What you return should be each line of the data containing the string "Usage".

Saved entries
———
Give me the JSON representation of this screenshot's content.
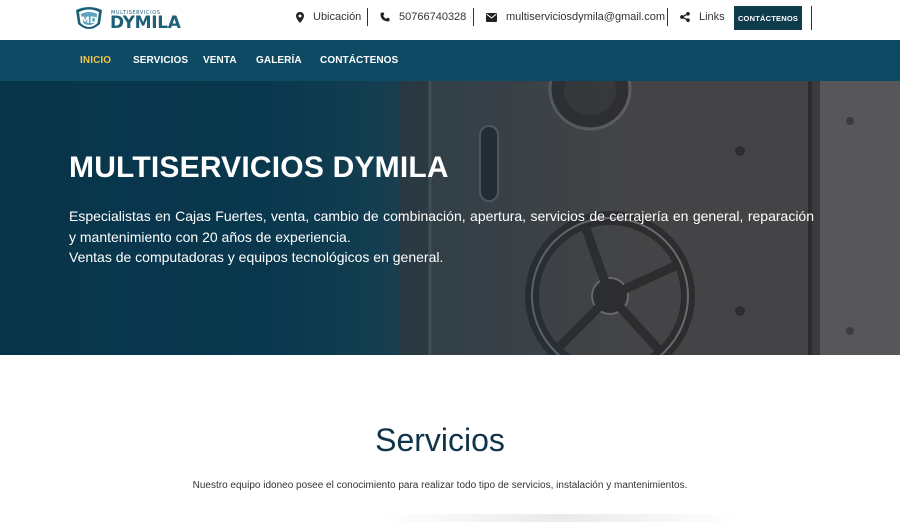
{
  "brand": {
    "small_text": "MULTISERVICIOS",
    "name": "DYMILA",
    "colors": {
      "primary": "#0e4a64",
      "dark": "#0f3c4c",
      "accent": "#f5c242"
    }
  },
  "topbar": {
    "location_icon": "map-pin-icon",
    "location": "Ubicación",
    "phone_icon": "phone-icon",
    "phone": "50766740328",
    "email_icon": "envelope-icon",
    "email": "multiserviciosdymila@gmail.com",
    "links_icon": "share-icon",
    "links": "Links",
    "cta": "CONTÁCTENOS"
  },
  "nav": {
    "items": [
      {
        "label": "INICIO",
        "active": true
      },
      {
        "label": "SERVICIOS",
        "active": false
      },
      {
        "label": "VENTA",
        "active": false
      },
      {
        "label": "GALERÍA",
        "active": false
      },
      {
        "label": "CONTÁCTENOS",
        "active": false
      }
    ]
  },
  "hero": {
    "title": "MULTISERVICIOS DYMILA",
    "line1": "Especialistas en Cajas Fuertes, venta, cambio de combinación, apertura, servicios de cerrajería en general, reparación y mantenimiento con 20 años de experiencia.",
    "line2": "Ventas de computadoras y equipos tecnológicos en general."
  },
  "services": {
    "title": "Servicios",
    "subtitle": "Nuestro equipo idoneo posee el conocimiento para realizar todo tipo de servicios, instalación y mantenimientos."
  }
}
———
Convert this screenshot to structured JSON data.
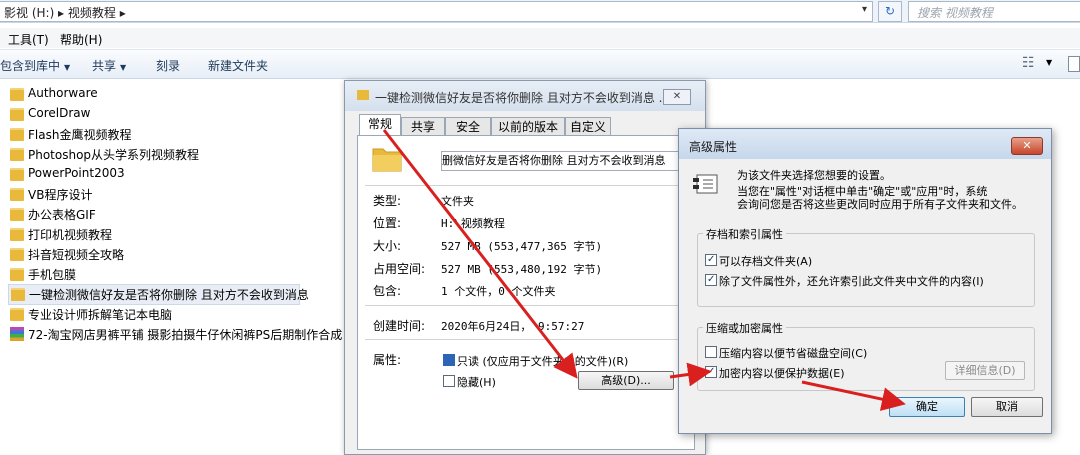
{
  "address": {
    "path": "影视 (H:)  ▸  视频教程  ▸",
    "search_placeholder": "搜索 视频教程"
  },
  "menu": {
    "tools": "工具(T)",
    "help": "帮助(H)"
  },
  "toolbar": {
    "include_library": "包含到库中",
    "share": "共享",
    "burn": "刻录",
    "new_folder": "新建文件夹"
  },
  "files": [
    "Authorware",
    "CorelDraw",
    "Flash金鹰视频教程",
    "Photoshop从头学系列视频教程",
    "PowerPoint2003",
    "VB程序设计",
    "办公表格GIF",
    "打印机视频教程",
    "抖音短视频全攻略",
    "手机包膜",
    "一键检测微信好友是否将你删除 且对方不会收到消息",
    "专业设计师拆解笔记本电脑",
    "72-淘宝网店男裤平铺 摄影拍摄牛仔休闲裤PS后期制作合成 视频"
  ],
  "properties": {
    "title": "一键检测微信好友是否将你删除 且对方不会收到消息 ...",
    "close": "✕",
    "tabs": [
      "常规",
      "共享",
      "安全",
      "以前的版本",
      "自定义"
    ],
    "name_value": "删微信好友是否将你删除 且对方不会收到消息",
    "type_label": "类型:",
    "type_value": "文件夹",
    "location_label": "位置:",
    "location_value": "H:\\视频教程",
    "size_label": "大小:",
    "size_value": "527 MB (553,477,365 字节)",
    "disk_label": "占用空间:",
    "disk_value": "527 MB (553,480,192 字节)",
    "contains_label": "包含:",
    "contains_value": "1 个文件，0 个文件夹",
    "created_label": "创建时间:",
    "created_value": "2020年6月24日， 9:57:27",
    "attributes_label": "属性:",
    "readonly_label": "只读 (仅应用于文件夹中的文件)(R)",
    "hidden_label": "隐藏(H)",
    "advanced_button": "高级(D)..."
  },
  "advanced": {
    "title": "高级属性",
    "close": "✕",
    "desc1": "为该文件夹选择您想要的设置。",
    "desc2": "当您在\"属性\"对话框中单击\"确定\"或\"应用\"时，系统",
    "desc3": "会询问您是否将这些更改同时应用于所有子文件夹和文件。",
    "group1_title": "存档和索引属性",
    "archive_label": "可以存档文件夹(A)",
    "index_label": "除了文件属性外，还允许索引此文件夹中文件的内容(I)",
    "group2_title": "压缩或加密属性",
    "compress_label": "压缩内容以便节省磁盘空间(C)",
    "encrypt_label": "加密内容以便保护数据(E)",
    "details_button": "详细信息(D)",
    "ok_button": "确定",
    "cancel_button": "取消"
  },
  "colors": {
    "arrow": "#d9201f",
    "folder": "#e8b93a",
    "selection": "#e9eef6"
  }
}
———
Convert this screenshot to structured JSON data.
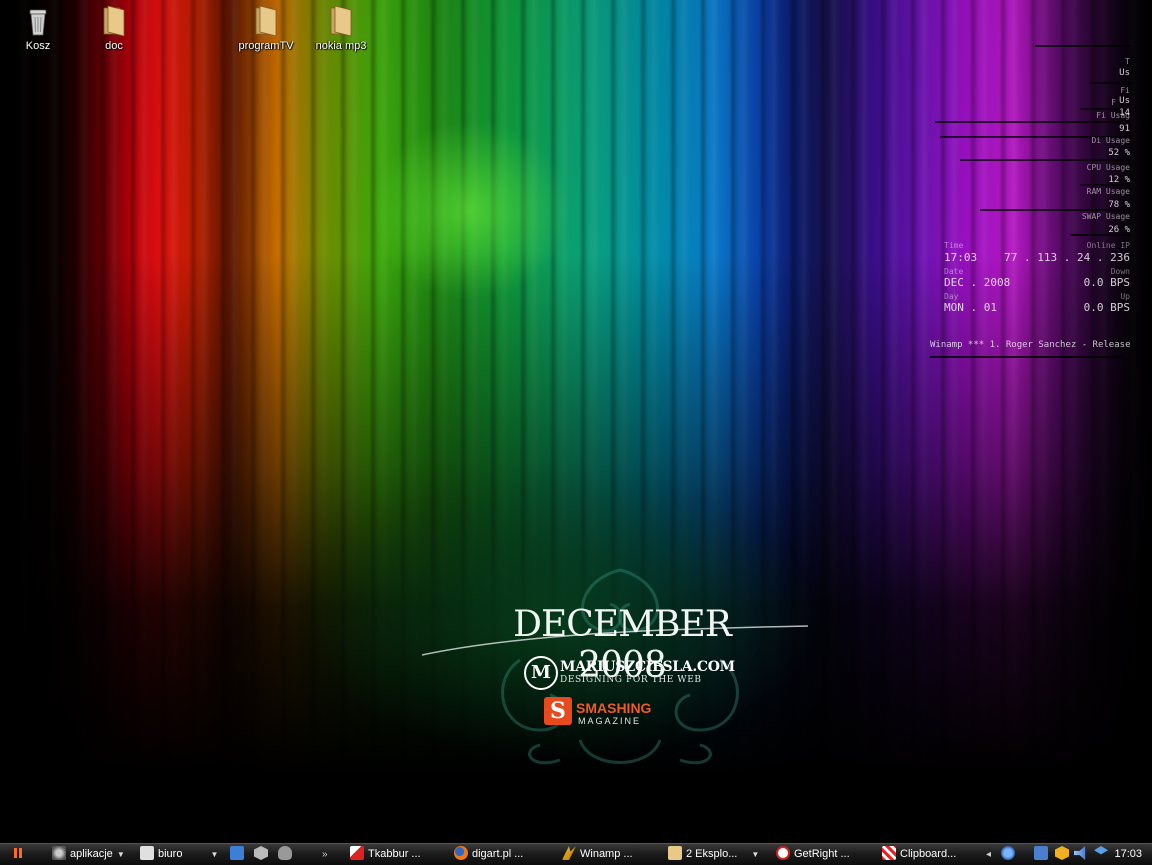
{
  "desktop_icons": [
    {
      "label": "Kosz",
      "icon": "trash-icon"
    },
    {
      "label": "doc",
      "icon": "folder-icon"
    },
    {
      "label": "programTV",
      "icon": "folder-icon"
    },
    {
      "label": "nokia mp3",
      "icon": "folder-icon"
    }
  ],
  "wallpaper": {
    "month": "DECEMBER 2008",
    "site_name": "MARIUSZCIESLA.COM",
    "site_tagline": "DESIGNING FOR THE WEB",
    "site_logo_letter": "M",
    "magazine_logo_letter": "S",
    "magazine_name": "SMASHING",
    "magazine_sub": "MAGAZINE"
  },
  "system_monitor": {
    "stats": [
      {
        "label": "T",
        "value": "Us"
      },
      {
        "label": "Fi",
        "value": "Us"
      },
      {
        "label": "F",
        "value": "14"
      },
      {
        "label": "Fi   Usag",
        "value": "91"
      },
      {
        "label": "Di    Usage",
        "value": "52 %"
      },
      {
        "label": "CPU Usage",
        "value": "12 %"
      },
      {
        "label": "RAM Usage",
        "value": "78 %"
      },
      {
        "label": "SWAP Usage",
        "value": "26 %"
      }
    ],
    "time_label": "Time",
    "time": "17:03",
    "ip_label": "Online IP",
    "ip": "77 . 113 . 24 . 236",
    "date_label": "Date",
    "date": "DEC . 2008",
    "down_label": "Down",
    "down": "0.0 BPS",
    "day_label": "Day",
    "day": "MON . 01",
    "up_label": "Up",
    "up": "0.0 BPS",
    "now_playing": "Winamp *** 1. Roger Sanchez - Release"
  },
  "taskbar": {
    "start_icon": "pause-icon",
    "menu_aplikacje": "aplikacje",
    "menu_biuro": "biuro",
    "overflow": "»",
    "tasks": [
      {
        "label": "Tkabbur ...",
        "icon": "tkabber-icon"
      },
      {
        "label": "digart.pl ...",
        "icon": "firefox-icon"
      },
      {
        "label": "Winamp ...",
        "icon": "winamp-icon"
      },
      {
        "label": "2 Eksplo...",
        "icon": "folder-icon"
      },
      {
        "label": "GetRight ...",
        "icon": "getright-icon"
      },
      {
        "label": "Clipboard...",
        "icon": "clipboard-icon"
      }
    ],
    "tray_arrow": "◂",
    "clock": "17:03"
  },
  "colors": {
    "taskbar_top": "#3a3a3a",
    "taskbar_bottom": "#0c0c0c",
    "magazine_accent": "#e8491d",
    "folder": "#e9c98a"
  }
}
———
## Finished exercise:
        "label": "Di    Usage",
        "label": "CPU Usage",
        "label": "RAM Usage",
        "label": "SWAP Usage",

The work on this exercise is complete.